Start of Block

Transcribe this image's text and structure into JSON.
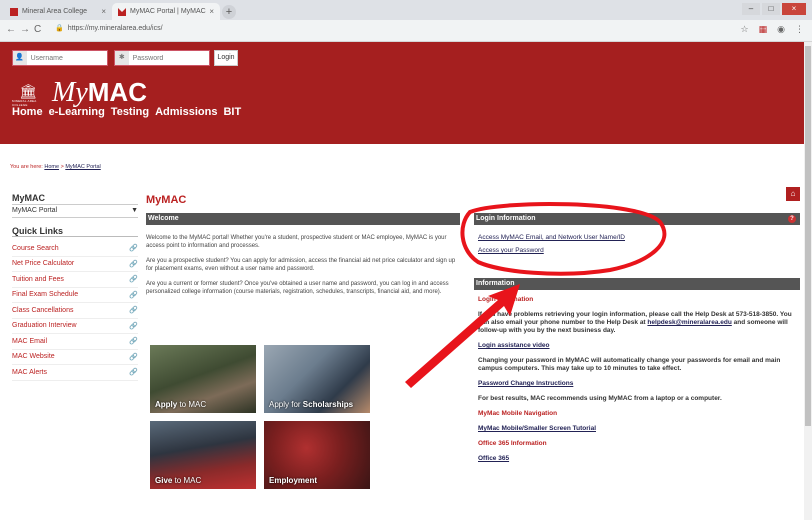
{
  "browser": {
    "tabs": [
      {
        "title": "Mineral Area College"
      },
      {
        "title": "MyMAC Portal | MyMAC"
      }
    ],
    "new_tab": "+",
    "url": "https://my.mineralarea.edu/ics/"
  },
  "header": {
    "username_placeholder": "Username",
    "password_placeholder": "Password",
    "login_label": "Login",
    "logo_my": "My",
    "logo_mac": "MAC",
    "logo_small": "MINERAL AREA COLLEGE",
    "nav": [
      "Home",
      "e-Learning",
      "Testing",
      "Admissions",
      "BIT"
    ]
  },
  "breadcrumb": {
    "prefix": "You are here:",
    "home": "Home",
    "sep": ">",
    "current": "MyMAC Portal"
  },
  "sidebar": {
    "title": "MyMAC",
    "selected": "MyMAC Portal",
    "quick_links_title": "Quick Links",
    "quick_links": [
      "Course Search",
      "Net Price Calculator",
      "Tuition and Fees",
      "Final Exam Schedule",
      "Class Cancellations",
      "Graduation Interview",
      "MAC Email",
      "MAC Website",
      "MAC Alerts"
    ]
  },
  "main": {
    "title": "MyMAC",
    "welcome": {
      "header": "Welcome",
      "paragraphs": [
        "Welcome to the MyMAC portal! Whether you're a student, prospective student or MAC employee, MyMAC is your access point to information and processes.",
        "Are you a prospective student? You can apply for admission, access the financial aid net price calculator and sign up for placement exams, even without a user name and password.",
        "Are you a current or former student? Once you've obtained a user name and password, you can log in and access personalized college information (course materials, registration, schedules, transcripts, financial aid, and more)."
      ]
    },
    "login_info": {
      "header": "Login Information",
      "links": [
        "Access MyMAC Email, and Network User Name/ID",
        "Access your Password"
      ]
    },
    "information": {
      "header": "Information",
      "login_title": "Login Information",
      "help_text": "If you have problems retrieving your login information, please call the Help Desk at 573-518-3850. You can also email your phone number to the Help Desk at",
      "help_email": "helpdesk@mineralarea.edu",
      "help_text2": "and someone will follow-up with you by the next business day.",
      "login_video": "Login assistance video",
      "password_note": "Changing your password in MyMAC will automatically change your passwords for email and main campus computers. This may take up to 10 minutes to take effect.",
      "password_link": "Password Change Instructions",
      "best_results": "For best results, MAC recommends using MyMAC from a laptop or a computer.",
      "mobile_title": "MyMac Mobile Navigation",
      "mobile_link": "MyMac Mobile/Smaller Screen Tutorial",
      "office_title": "Office 365 Information",
      "office_link": "Office 365"
    },
    "tiles": [
      {
        "label_a": "Apply",
        "label_b": " to MAC"
      },
      {
        "label_a": "Apply for ",
        "label_b": "Scholarships"
      },
      {
        "label_a": "Give",
        "label_b": " to MAC"
      },
      {
        "label_a": "",
        "label_b": "Employment"
      }
    ]
  },
  "colors": {
    "brand_red": "#a51f1f",
    "annotation_red": "#e8141b",
    "bar_gray": "#555555"
  }
}
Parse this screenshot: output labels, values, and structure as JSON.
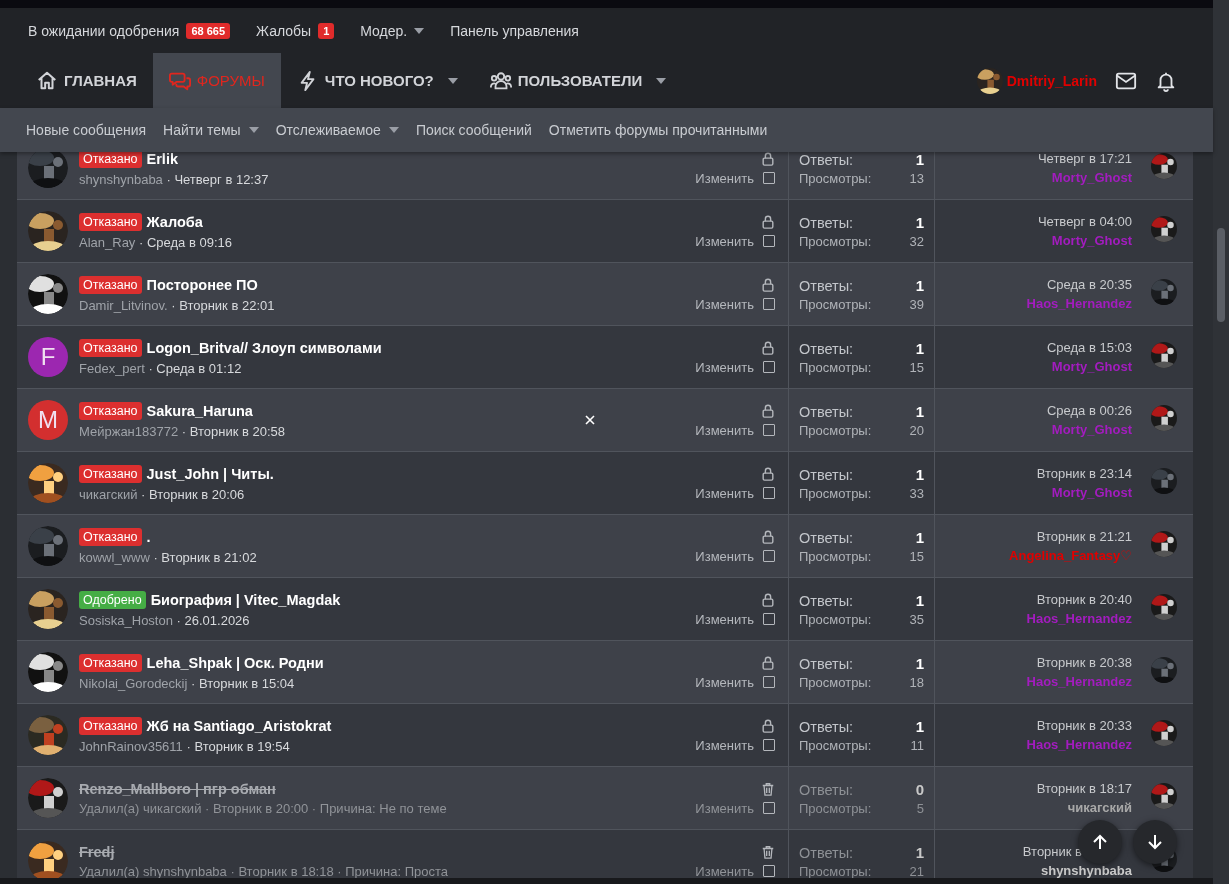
{
  "top_links": [
    {
      "label": "В ожидании одобрения",
      "badge": "68 665",
      "has_menu": false
    },
    {
      "label": "Жалобы",
      "badge": "1",
      "has_menu": false
    },
    {
      "label": "Модер.",
      "has_menu": true
    },
    {
      "label": "Панель управления",
      "has_menu": false
    }
  ],
  "nav_tabs": [
    {
      "label": "ГЛАВНАЯ",
      "selected": false,
      "has_menu": false
    },
    {
      "label": "ФОРУМЫ",
      "selected": true,
      "has_menu": false
    },
    {
      "label": "ЧТО НОВОГО?",
      "selected": false,
      "has_menu": true
    },
    {
      "label": "ПОЛЬЗОВАТЕЛИ",
      "selected": false,
      "has_menu": true
    }
  ],
  "user": {
    "name": "Dmitriy_Larin"
  },
  "sub_nav": [
    {
      "label": "Новые сообщения",
      "has_menu": false
    },
    {
      "label": "Найти темы",
      "has_menu": true
    },
    {
      "label": "Отслеживаемое",
      "has_menu": true
    },
    {
      "label": "Поиск сообщений",
      "has_menu": false
    },
    {
      "label": "Отметить форумы прочитанными",
      "has_menu": false
    }
  ],
  "threads": [
    {
      "label": {
        "text": "Отказано",
        "kind": "rejected"
      },
      "title": "Erlik",
      "deleted": false,
      "meta": "shynshynbaba **· Четверг в 12:37**",
      "hovered": false,
      "edit": "Изменить",
      "checked": false,
      "replies_label": "Ответы:",
      "replies": "1",
      "views_label": "Просмотры:",
      "views": "13",
      "last_post": {
        "date": "Четверг в 17:21",
        "user": "Morty_Ghost",
        "color": "#a31cbf"
      }
    },
    {
      "label": {
        "text": "Отказано",
        "kind": "rejected"
      },
      "title": "Жалоба",
      "deleted": false,
      "meta": "Alan_Ray **· Среда в 09:16**",
      "hovered": false,
      "edit": "Изменить",
      "checked": false,
      "replies_label": "Ответы:",
      "replies": "1",
      "views_label": "Просмотры:",
      "views": "32",
      "last_post": {
        "date": "Четверг в 04:00",
        "user": "Morty_Ghost",
        "color": "#a31cbf"
      }
    },
    {
      "label": {
        "text": "Отказано",
        "kind": "rejected"
      },
      "title": "Посторонее ПО",
      "deleted": false,
      "meta": "Damir_Litvinov. **· Вторник в 22:01**",
      "hovered": false,
      "edit": "Изменить",
      "checked": false,
      "replies_label": "Ответы:",
      "replies": "1",
      "views_label": "Просмотры:",
      "views": "39",
      "last_post": {
        "date": "Среда в 20:35",
        "user": "Haos_Hernandez",
        "color": "#a31cbf"
      }
    },
    {
      "avatar": {
        "kind": "letter",
        "letter": "F",
        "color": "#9c27b0"
      },
      "label": {
        "text": "Отказано",
        "kind": "rejected"
      },
      "title": "Logon_Britva// Злоуп символами",
      "deleted": false,
      "meta": "Fedex_pert **· Среда в 01:12**",
      "hovered": false,
      "edit": "Изменить",
      "checked": false,
      "replies_label": "Ответы:",
      "replies": "1",
      "views_label": "Просмотры:",
      "views": "15",
      "last_post": {
        "date": "Среда в 15:03",
        "user": "Morty_Ghost",
        "color": "#a31cbf"
      }
    },
    {
      "avatar": {
        "kind": "letter",
        "letter": "M",
        "color": "#d32f2f"
      },
      "label": {
        "text": "Отказано",
        "kind": "rejected"
      },
      "title": "Sakura_Haruna",
      "deleted": false,
      "meta": "Мейржан183772 **· Вторник в 20:58**",
      "hovered": true,
      "edit": "Изменить",
      "checked": false,
      "replies_label": "Ответы:",
      "replies": "1",
      "views_label": "Просмотры:",
      "views": "20",
      "last_post": {
        "date": "Среда в 00:26",
        "user": "Morty_Ghost",
        "color": "#a31cbf"
      }
    },
    {
      "label": {
        "text": "Отказано",
        "kind": "rejected"
      },
      "title": "Just_John | Читы.",
      "deleted": false,
      "meta": "чикагский **· Вторник в 20:06**",
      "hovered": false,
      "edit": "Изменить",
      "checked": false,
      "replies_label": "Ответы:",
      "replies": "1",
      "views_label": "Просмотры:",
      "views": "33",
      "last_post": {
        "date": "Вторник в 23:14",
        "user": "Morty_Ghost",
        "color": "#a31cbf"
      }
    },
    {
      "label": {
        "text": "Отказано",
        "kind": "rejected"
      },
      "title": ".",
      "deleted": false,
      "meta": "kowwl_www **· Вторник в 21:02**",
      "hovered": false,
      "edit": "Изменить",
      "checked": false,
      "replies_label": "Ответы:",
      "replies": "1",
      "views_label": "Просмотры:",
      "views": "15",
      "last_post": {
        "date": "Вторник в 21:21",
        "user": "Angelina_Fantasy♡",
        "color": "#e00000"
      }
    },
    {
      "label": {
        "text": "Одобрено",
        "kind": "approved"
      },
      "title": "Биография | Vitec_Magdak",
      "deleted": false,
      "meta": "Sosiska_Hoston **· 26.01.2026**",
      "hovered": false,
      "edit": "Изменить",
      "checked": false,
      "replies_label": "Ответы:",
      "replies": "1",
      "views_label": "Просмотры:",
      "views": "35",
      "last_post": {
        "date": "Вторник в 20:40",
        "user": "Haos_Hernandez",
        "color": "#a31cbf"
      }
    },
    {
      "label": {
        "text": "Отказано",
        "kind": "rejected"
      },
      "title": "Leha_Shpak | Оск. Родни",
      "deleted": false,
      "meta": "Nikolai_Gorodeckij **· Вторник в 15:04**",
      "hovered": false,
      "edit": "Изменить",
      "checked": false,
      "replies_label": "Ответы:",
      "replies": "1",
      "views_label": "Просмотры:",
      "views": "18",
      "last_post": {
        "date": "Вторник в 20:38",
        "user": "Haos_Hernandez",
        "color": "#a31cbf"
      }
    },
    {
      "label": {
        "text": "Отказано",
        "kind": "rejected"
      },
      "title": "Жб на Santiago_Aristokrat",
      "deleted": false,
      "meta": "JohnRainov35611 **· Вторник в 19:54**",
      "hovered": false,
      "edit": "Изменить",
      "checked": false,
      "replies_label": "Ответы:",
      "replies": "1",
      "views_label": "Просмотры:",
      "views": "11",
      "last_post": {
        "date": "Вторник в 20:33",
        "user": "Haos_Hernandez",
        "color": "#a31cbf"
      }
    },
    {
      "title": "Renzo_Mallboro | пгр обман",
      "deleted": true,
      "meta": "Удалил(а) чикагский · Вторник в 20:00 · Причина: Не по теме",
      "hovered": false,
      "edit": "Изменить",
      "checked": false,
      "replies_label": "Ответы:",
      "replies": "0",
      "views_label": "Просмотры:",
      "views": "5",
      "last_post": {
        "date": "Вторник в 18:17",
        "user": "чикагский",
        "color": "#a8a8a8"
      }
    },
    {
      "title": "Fredj",
      "deleted": true,
      "meta": "Удалил(а) shynshynbaba · Вторник в 18:18 · Причина: Проста",
      "hovered": false,
      "edit": "Изменить",
      "checked": false,
      "replies_label": "Ответы:",
      "replies": "1",
      "views_label": "Просмотры:",
      "views": "21",
      "last_post": {
        "date": "Вторник в",
        "user": "shynshynbaba",
        "color": "#c8c8c8"
      }
    }
  ]
}
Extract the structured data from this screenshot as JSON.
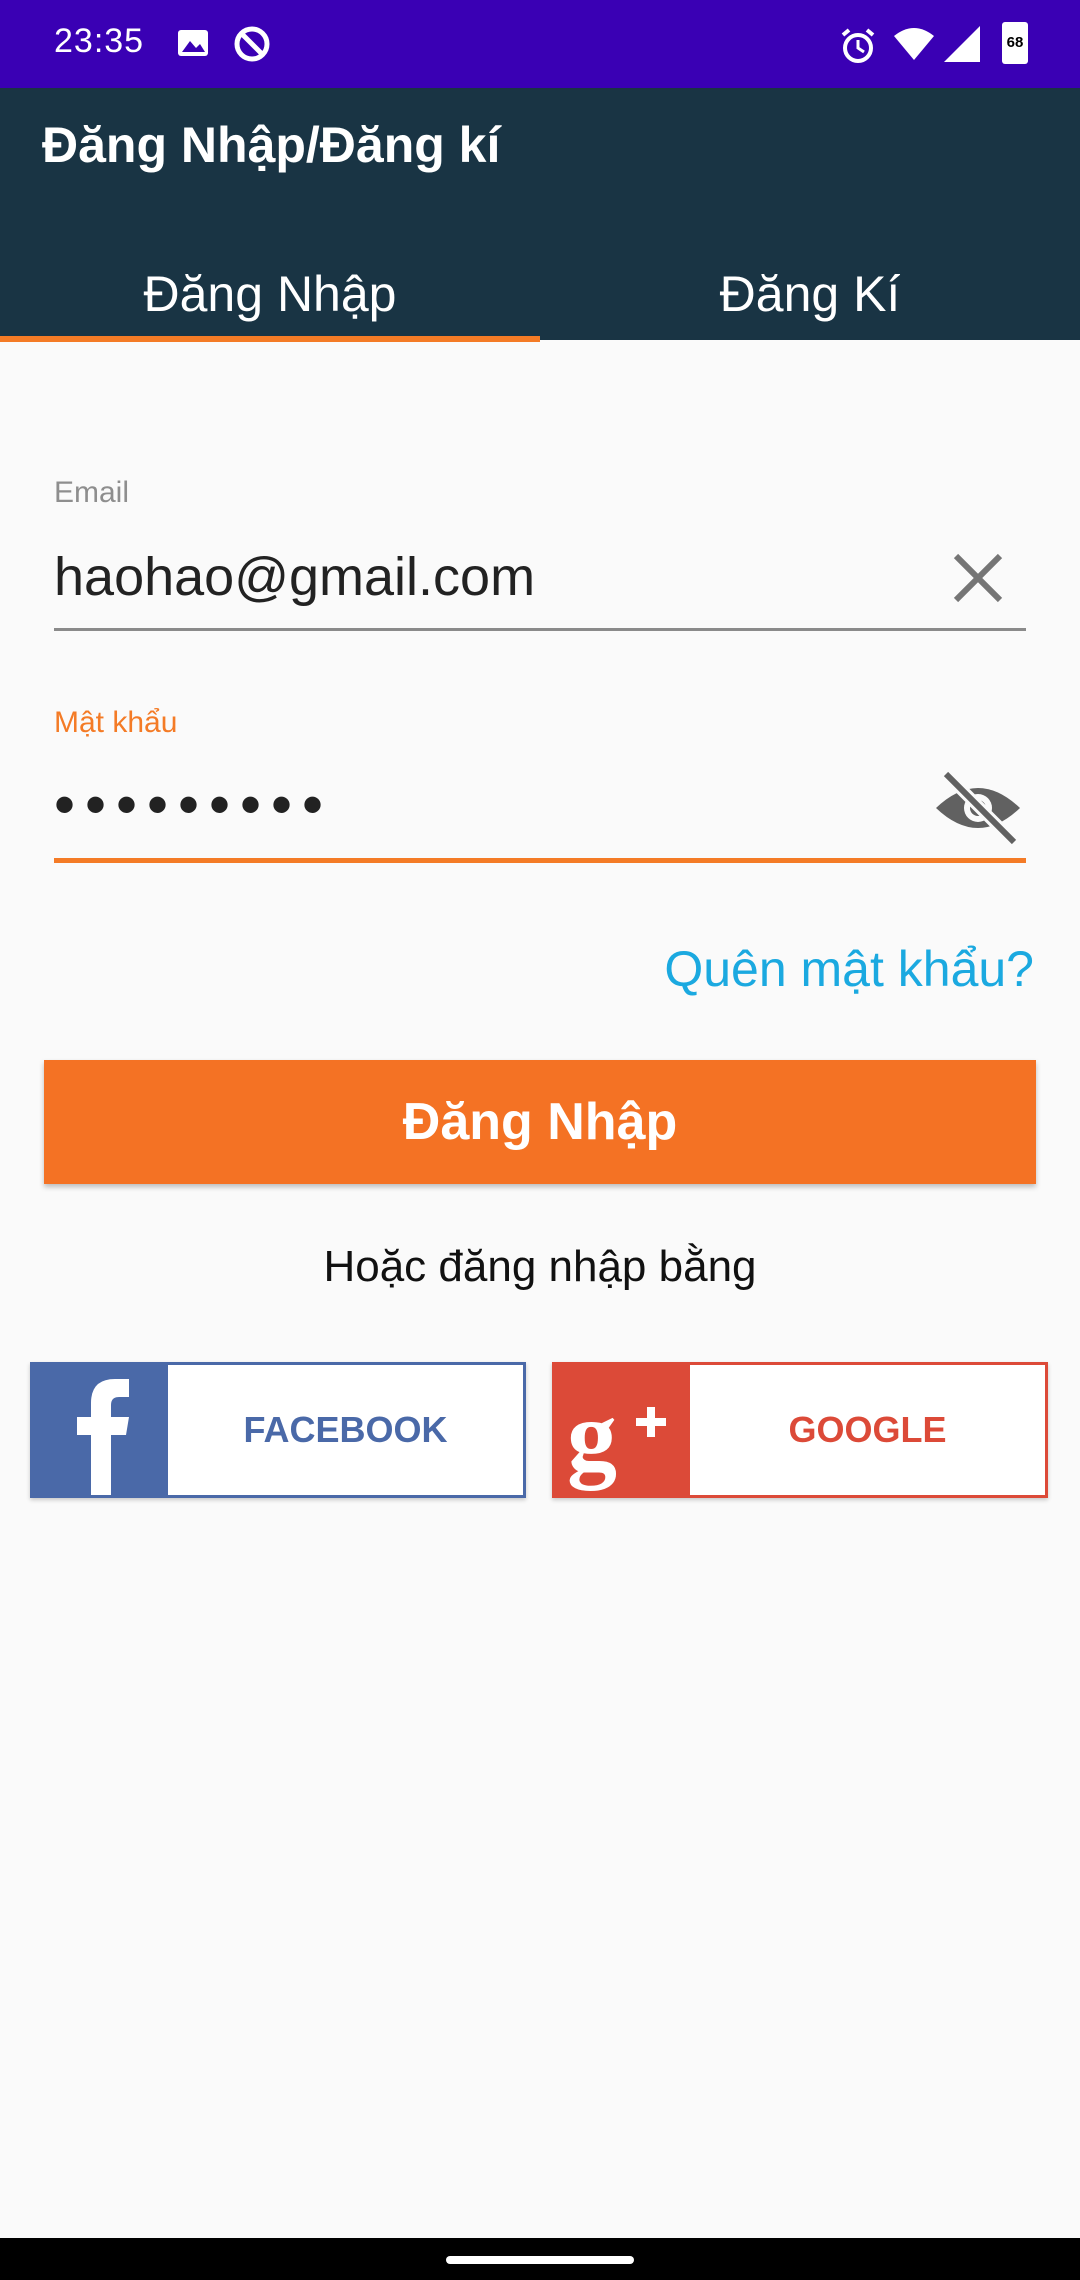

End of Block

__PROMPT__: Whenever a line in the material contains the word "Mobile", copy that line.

__WRITTEN RESPONSE__:
      "mobile_title": "MyMac Mobile Navigation",
      "mobile_link": "MyMac Mobile/Smaller Screen Tutorial",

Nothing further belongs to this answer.